BONN, Germany (PAMACC News) - Developing countries under the banner of G-77 & China have called for establishment of a dedicated “Loss and Damage Finance Facility,” and relaxation of several complexities barring access to the Green Climate Fund (GCF), as the 56th session of the subsidiary bodies (SB-56) under the United Nations Climate Change Conference (UNFCCC) kick off in Bonn, Germany.
“Full operationalization of the Santiago Network on Loss and Damage at COP-27 is critical,” said Munir Akram, the Pakistan’s ambassador to the UN and the current Chair of the 134 member states that form the G-77 & China.
The ‘Santiago Network on Loss and Damage’ is an initiative launched by the UNFCCC to connect vulnerable developing countries with providers of technical assistance, knowledge, resources they need to address climate risks comprehensively in the context of averting, minimizing and addressing loss and damage.
“The G-77 & China is united in our ask for the establishment of a dedicated “Loss and Damage Finance Facility” as an intended tangible outcome to which the Glasgow Dialogue on Loss and Damage must contribute,” Ambassador Akram told delegates at the ongoing SB-56 conference in Germany.
According to the G – 77 & China, substantial progress must be made at the ongoing conference in terms of agreement on its structure, operating modalities, and other aspects, while doing so in a manner that will ensure that the Santiago Network is fit for purpose in light of its functions as agreed in Warsaw, to catalyze and deliver on the ground the technical assistance and other support needed by developing countries to avert, minimize and address loss and damage arising from climate change.
For example in Africa, several communities in Malawi, Madagascar and Mozambique are yet to recover from different cyclones that bedevilled the region in the recent past. According to a recent study released by the World Weather Attribution (WWA) group, the tropical storms that hit the region earlier this year were made worse by the increase in global temperatures, making such communities eligible for support from the Loss and Damage Finance Facility.
In the same vein, the G-77 & China further said that there is urgent need to bridge the huge gap between adaptation planning and implementations.

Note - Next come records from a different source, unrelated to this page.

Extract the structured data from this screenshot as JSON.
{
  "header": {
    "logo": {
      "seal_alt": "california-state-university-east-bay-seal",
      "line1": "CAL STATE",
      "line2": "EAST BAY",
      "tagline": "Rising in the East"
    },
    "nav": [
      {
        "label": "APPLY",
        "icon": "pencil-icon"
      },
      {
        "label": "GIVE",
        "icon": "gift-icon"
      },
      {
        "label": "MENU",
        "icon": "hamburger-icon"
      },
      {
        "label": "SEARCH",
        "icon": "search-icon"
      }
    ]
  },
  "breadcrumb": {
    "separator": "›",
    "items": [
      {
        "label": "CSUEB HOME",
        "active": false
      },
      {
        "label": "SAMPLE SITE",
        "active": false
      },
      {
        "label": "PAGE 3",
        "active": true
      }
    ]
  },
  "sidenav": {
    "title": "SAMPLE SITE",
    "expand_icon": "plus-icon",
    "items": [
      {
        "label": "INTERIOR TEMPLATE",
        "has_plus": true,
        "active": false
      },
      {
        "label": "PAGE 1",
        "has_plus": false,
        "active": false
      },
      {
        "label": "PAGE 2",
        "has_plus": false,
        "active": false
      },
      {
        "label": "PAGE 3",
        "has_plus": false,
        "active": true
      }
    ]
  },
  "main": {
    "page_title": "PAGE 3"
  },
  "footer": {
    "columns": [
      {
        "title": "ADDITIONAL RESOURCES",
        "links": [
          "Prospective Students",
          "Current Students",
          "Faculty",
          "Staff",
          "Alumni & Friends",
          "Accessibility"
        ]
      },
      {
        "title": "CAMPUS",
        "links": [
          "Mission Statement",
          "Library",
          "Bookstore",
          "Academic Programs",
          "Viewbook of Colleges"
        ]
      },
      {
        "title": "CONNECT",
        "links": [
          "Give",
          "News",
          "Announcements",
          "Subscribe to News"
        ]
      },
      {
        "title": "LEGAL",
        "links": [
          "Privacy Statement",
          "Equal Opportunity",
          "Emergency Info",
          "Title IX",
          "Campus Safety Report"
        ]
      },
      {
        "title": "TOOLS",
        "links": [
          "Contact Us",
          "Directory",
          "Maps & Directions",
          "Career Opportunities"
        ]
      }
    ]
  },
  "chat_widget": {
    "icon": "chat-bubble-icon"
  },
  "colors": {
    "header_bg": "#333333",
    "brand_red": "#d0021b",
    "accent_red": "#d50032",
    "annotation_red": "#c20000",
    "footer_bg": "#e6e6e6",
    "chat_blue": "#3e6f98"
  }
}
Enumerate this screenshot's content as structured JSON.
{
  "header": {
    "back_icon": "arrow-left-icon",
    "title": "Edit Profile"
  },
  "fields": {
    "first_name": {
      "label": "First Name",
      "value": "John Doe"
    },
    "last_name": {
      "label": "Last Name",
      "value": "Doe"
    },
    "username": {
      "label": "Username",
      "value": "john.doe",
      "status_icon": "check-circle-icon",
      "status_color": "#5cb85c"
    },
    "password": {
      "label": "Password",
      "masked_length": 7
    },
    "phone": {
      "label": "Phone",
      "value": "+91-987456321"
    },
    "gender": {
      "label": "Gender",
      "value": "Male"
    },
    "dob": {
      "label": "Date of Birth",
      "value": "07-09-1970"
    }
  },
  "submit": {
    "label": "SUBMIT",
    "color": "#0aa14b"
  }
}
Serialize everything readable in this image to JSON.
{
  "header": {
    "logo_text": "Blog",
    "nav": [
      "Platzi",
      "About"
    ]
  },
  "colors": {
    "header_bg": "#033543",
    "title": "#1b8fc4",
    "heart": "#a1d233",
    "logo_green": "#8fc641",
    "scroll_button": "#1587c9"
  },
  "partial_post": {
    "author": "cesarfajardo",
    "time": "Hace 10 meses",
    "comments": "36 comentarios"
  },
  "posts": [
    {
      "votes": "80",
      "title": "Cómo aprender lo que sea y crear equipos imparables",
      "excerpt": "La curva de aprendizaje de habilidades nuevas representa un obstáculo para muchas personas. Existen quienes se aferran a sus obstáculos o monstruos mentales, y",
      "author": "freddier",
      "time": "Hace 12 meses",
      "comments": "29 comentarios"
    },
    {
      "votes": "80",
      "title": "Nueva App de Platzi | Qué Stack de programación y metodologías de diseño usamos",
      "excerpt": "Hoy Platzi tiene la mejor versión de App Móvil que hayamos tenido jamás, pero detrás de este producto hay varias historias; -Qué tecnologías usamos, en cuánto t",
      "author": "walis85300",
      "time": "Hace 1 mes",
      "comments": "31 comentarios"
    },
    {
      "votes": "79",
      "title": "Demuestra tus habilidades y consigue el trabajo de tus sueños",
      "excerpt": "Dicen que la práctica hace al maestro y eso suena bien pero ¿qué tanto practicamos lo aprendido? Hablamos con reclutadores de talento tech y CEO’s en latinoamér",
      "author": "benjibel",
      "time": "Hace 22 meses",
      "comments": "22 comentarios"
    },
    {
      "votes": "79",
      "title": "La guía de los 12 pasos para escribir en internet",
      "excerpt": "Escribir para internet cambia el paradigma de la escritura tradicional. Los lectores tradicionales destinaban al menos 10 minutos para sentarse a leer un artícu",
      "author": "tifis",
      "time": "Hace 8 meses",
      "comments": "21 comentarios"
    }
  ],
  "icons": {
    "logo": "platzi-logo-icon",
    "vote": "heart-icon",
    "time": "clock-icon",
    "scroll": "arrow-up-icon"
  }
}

“On progress of the National Adaptation Plans (NAPS), there seems to be some disconnect between what is being planned, and what is being implementation on ground. Discussion on adaptation continuum must be connected with a reliable financial mechanism,” said Ambassador Akram noting that it is only implementation that will fulfill the objectives of the NAPs.
However, the G-77 & China noted that main challenges remain in accessing GCF support due to a myriad of complexities surrounding the GCF NAP readiness Support Programme. Procedural complexities, un-standardized formats and long review processes of submitted proposals are but a few examples.
According to the latest report by the Intergovernmental Panel on Climate Change (IPCC), vulnerable countries will not be able to adapt to global warming beyond the 1.5°C limit. The Working Group 3 for the report shows that countries are not on track, but also makes it clear that it is still possible to limit warming to 1.5°C.
In the same breath, Ambassador Akram expressed confidence that this year, there is a clear expectation from developing countries to see substantial progress on key deliverables and outcomes on adaptation, including on the Global Goal on Adaptation, at SBs-56 as well as at COP-27, which will be held in Egypt towards the end of the year.
The 56th session of the Subsidiary Body for Implementation (SBI) and the Subsidiary Body for Scientific and Technological Advice (SBSTA) will continue in Bonn until June 16, 2022.
The SBSTA and the SBI are bodies that give advice to the Conference of Parties (COP), and each has a specific mandate. They are both open to participation by any Party, and governments often send representatives who are experts in the fields of the respective bodies.